>>>

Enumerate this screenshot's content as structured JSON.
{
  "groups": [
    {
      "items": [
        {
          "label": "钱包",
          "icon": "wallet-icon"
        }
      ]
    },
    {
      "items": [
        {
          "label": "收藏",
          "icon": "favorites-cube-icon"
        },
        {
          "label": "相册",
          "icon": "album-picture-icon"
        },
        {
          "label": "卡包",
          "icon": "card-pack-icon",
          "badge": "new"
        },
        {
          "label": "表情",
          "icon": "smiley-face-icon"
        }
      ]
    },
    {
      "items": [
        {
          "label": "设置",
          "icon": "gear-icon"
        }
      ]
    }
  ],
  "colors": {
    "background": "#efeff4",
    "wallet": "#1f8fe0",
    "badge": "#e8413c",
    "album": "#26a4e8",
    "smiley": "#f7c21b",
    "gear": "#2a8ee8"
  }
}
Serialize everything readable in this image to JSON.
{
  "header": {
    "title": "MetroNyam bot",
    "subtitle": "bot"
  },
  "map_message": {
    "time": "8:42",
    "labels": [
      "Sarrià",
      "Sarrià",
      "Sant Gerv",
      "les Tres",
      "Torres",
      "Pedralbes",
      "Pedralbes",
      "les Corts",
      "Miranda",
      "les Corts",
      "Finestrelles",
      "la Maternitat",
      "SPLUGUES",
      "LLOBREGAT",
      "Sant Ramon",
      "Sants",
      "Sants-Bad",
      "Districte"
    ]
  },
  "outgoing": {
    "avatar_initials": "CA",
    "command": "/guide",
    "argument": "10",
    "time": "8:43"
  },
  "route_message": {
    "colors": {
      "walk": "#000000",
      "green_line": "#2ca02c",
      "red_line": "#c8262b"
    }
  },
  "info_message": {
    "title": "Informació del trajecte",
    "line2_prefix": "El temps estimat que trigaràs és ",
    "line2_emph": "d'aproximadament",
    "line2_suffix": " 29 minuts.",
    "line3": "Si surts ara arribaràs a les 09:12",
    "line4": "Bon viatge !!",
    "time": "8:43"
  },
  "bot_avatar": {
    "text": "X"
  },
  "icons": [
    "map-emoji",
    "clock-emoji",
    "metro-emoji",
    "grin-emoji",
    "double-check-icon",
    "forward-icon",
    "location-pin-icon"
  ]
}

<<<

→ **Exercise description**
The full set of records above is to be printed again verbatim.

→ **Task response**
Enumerate this screenshot's content as structured JSON.
{
  "groups": [
    {
      "items": [
        {
          "label": "钱包",
          "icon": "wallet-icon"
        }
      ]
    },
    {
      "items": [
        {
          "label": "收藏",
          "icon": "favorites-cube-icon"
        },
        {
          "label": "相册",
          "icon": "album-picture-icon"
        },
        {
          "label": "卡包",
          "icon": "card-pack-icon",
          "badge": "new"
        },
        {
          "label": "表情",
          "icon": "smiley-face-icon"
        }
      ]
    },
    {
      "items": [
        {
          "label": "设置",
          "icon": "gear-icon"
        }
      ]
    }
  ],
  "colors": {
    "background": "#efeff4",
    "wallet": "#1f8fe0",
    "badge": "#e8413c",
    "album": "#26a4e8",
    "smiley": "#f7c21b",
    "gear": "#2a8ee8"
  }
}
Serialize everything readable in this image to JSON.
{
  "header": {
    "title": "MetroNyam bot",
    "subtitle": "bot"
  },
  "map_message": {
    "time": "8:42",
    "labels": [
      "Sarrià",
      "Sarrià",
      "Sant Gerv",
      "les Tres",
      "Torres",
      "Pedralbes",
      "Pedralbes",
      "les Corts",
      "Miranda",
      "les Corts",
      "Finestrelles",
      "la Maternitat",
      "SPLUGUES",
      "LLOBREGAT",
      "Sant Ramon",
      "Sants",
      "Sants-Bad",
      "Districte"
    ]
  },
  "outgoing": {
    "avatar_initials": "CA",
    "command": "/guide",
    "argument": "10",
    "time": "8:43"
  },
  "route_message": {
    "colors": {
      "walk": "#000000",
      "green_line": "#2ca02c",
      "red_line": "#c8262b"
    }
  },
  "info_message": {
    "title": "Informació del trajecte",
    "line2_prefix": "El temps estimat que trigaràs és ",
    "line2_emph": "d'aproximadament",
    "line2_suffix": " 29 minuts.",
    "line3": "Si surts ara arribaràs a les 09:12",
    "line4": "Bon viatge !!",
    "time": "8:43"
  },
  "bot_avatar": {
    "text": "X"
  },
  "icons": [
    "map-emoji",
    "clock-emoji",
    "metro-emoji",
    "grin-emoji",
    "double-check-icon",
    "forward-icon",
    "location-pin-icon"
  ]
}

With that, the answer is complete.